— What to produce —
Return only those lines of the records below in which "cities" appears.

(Web page and app entries)
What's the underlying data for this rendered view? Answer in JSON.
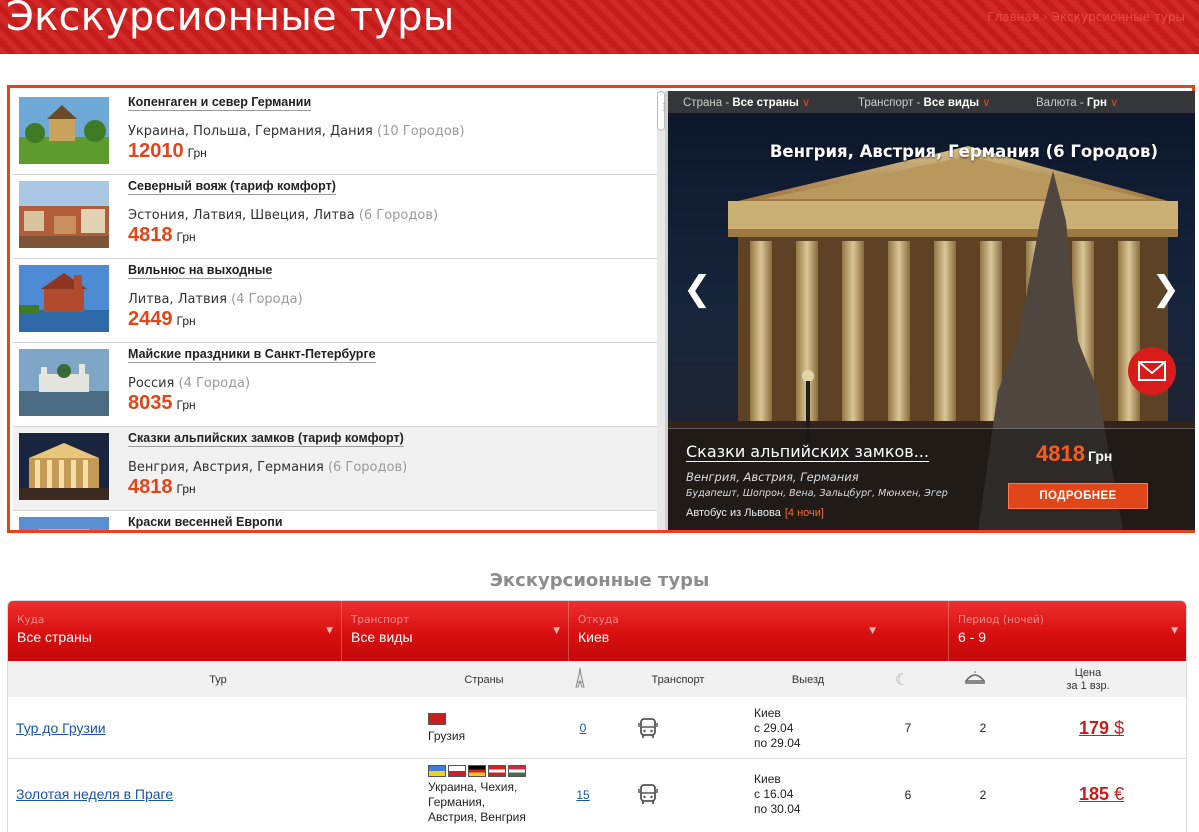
{
  "header": {
    "title": "Экскурсионные туры",
    "breadcrumb": "Главная › Экскурсионные туры"
  },
  "tour_list": [
    {
      "title": "Копенгаген и север Германии",
      "countries": "Украина, Польша, Германия, Дания",
      "cities": "(10 Городов)",
      "price": "12010",
      "currency": "Грн",
      "thumb": "church-green-field",
      "active": false
    },
    {
      "title": "Северный вояж (тариф комфорт)",
      "countries": "Эстония, Латвия, Швеция, Литва",
      "cities": "(6 Городов)",
      "price": "4818",
      "currency": "Грн",
      "thumb": "old-town-roofs",
      "active": false
    },
    {
      "title": "Вильнюс на выходные",
      "countries": "Литва, Латвия",
      "cities": "(4 Города)",
      "price": "2449",
      "currency": "Грн",
      "thumb": "lake-castle",
      "active": false
    },
    {
      "title": "Майские праздники в Санкт-Петербурге",
      "countries": "Россия",
      "cities": "(4 Города)",
      "price": "8035",
      "currency": "Грн",
      "thumb": "monastery-water",
      "active": false
    },
    {
      "title": "Сказки альпийских замков (тариф комфорт)",
      "countries": "Венгрия, Австрия, Германия",
      "cities": "(6 Городов)",
      "price": "4818",
      "currency": "Грн",
      "thumb": "parliament-night",
      "active": true
    },
    {
      "title": "Краски весенней Европи",
      "countries": "",
      "cities": "",
      "price": "",
      "currency": "",
      "thumb": "blue-sky-building",
      "active": false
    }
  ],
  "hero": {
    "filters": [
      {
        "label": "Страна",
        "value": "Все страны"
      },
      {
        "label": "Транспорт",
        "value": "Все виды"
      },
      {
        "label": "Валюта",
        "value": "Грн"
      }
    ],
    "title": "Венгрия, Австрия, Германия (6 Городов)",
    "prev_icon": "chevron-left-icon",
    "next_icon": "chevron-right-icon",
    "mail_icon": "envelope-icon",
    "caption": {
      "tour_title": "Сказки альпийских замков...",
      "countries": "Венгрия, Австрия, Германия",
      "cities": "Будапешт, Шопрон, Вена, Зальцбург, Мюнхен, Эгер",
      "transport": "Автобус из Львова",
      "nights": "[4 ночи]",
      "price": "4818",
      "currency": "Грн",
      "more_button": "ПОДРОБНЕЕ"
    }
  },
  "results": {
    "section_title": "Экскурсионные туры",
    "filters": [
      {
        "label": "Куда",
        "value": "Все страны"
      },
      {
        "label": "Транспорт",
        "value": "Все виды"
      },
      {
        "label": "Откуда",
        "value": "Киев"
      },
      {
        "label": "Период (ночей)",
        "value": "6 - 9"
      }
    ],
    "columns": {
      "tour": "Тур",
      "countries": "Страны",
      "sights_icon": "eiffel-tower-icon",
      "transport": "Транспорт",
      "departure": "Выезд",
      "nights_icon": "moon-icon",
      "meals_icon": "dish-icon",
      "price_line1": "Цена",
      "price_line2": "за 1 взр."
    },
    "rows": [
      {
        "tour": "Тур до Грузии",
        "flags": [
          "#c81e1e"
        ],
        "countries": [
          "Грузия"
        ],
        "sights": "0",
        "transport_icon": "bus-icon",
        "departure_city": "Киев",
        "departure_from": "с 29.04",
        "departure_to": "по 29.04",
        "nights": "7",
        "meals": "2",
        "price": "179",
        "currency": "$"
      },
      {
        "tour": "Золотая неделя в Праге",
        "flags": [
          "#3d7fd6",
          "#d11d2b",
          "#000000",
          "#d41f1f",
          "#cd2a3e"
        ],
        "countries": [
          "Украина, Чехия,",
          "Германия,",
          "Австрия, Венгрия"
        ],
        "sights": "15",
        "transport_icon": "bus-icon",
        "departure_city": "Киев",
        "departure_from": "с 16.04",
        "departure_to": "по 30.04",
        "nights": "6",
        "meals": "2",
        "price": "185",
        "currency": "€"
      }
    ]
  }
}
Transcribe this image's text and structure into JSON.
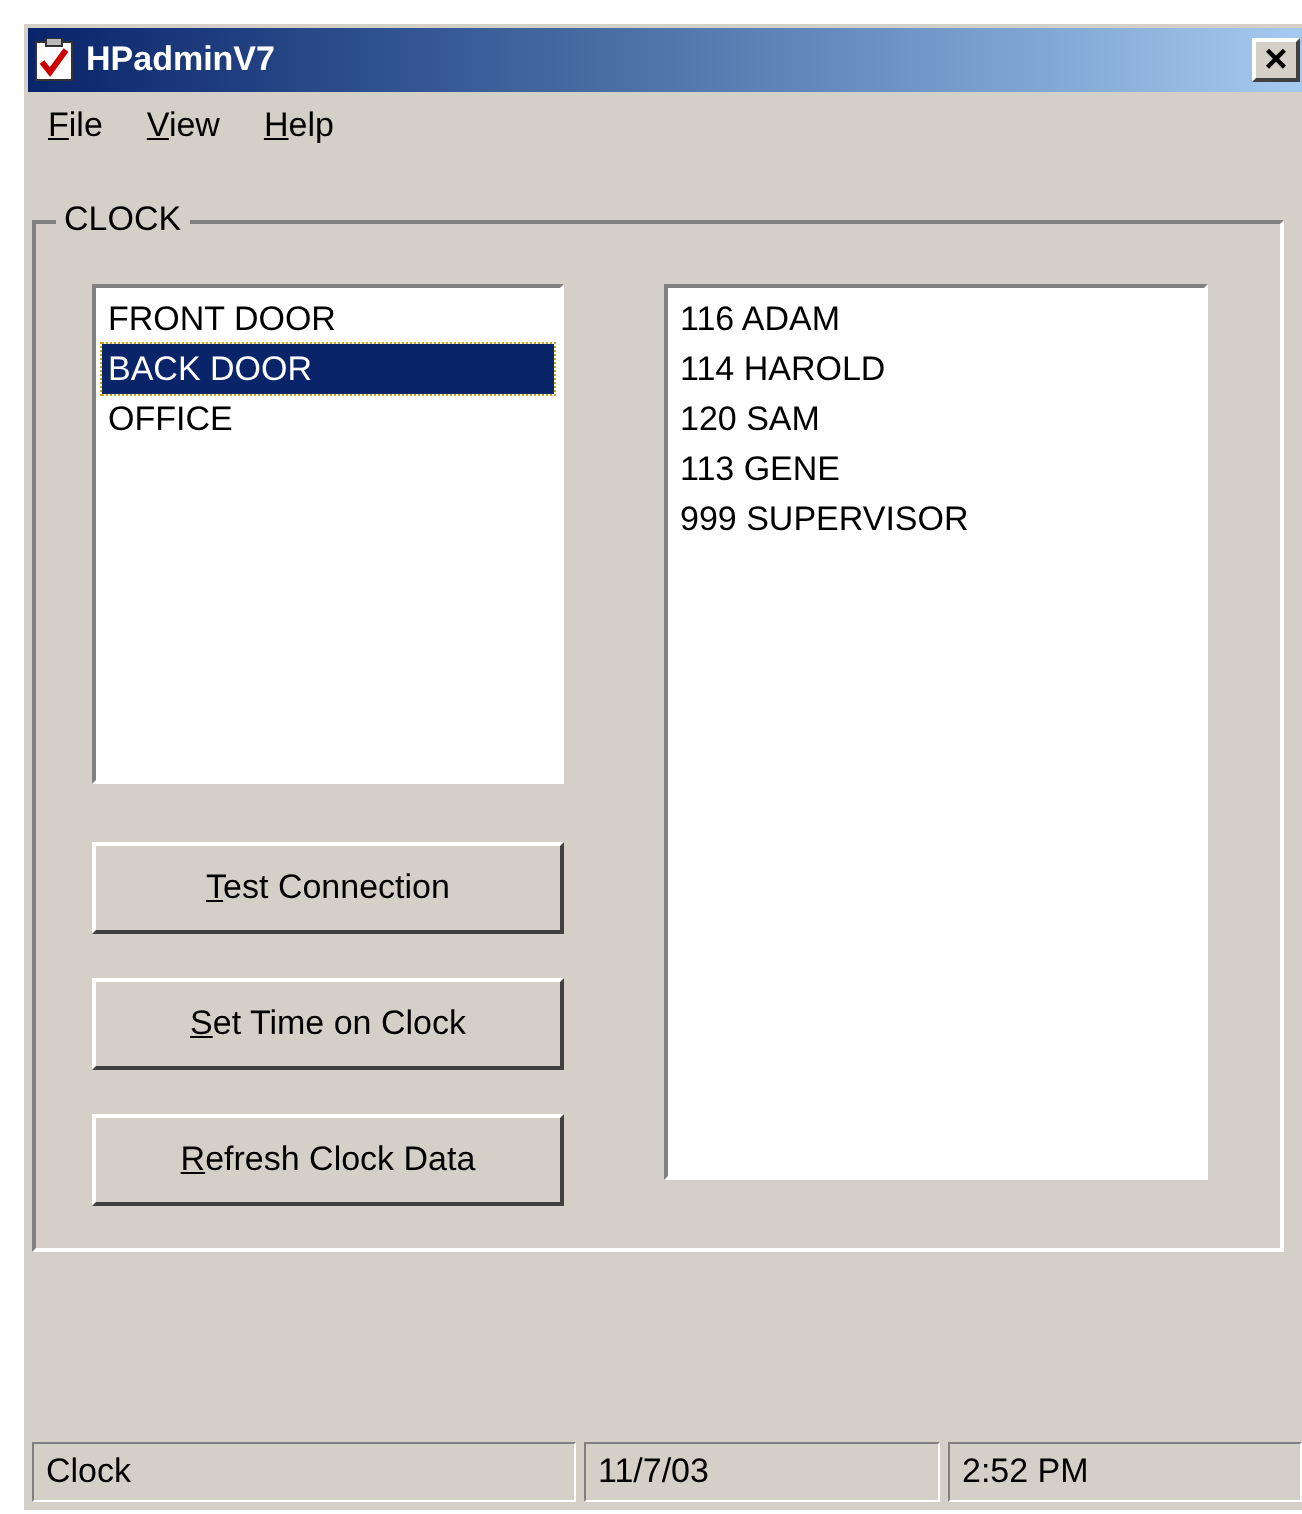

— Response box —
      "cities": "(10 Городов)",
      "cities": "(6 Городов)",
      "cities": "(4 Города)",
      "cities": "(4 Города)",
      "cities": "(6 Городов)",
      "cities": "",
      "cities": "Будапешт, Шопрон, Вена, Зальцбург, Мюнхен, Эгер",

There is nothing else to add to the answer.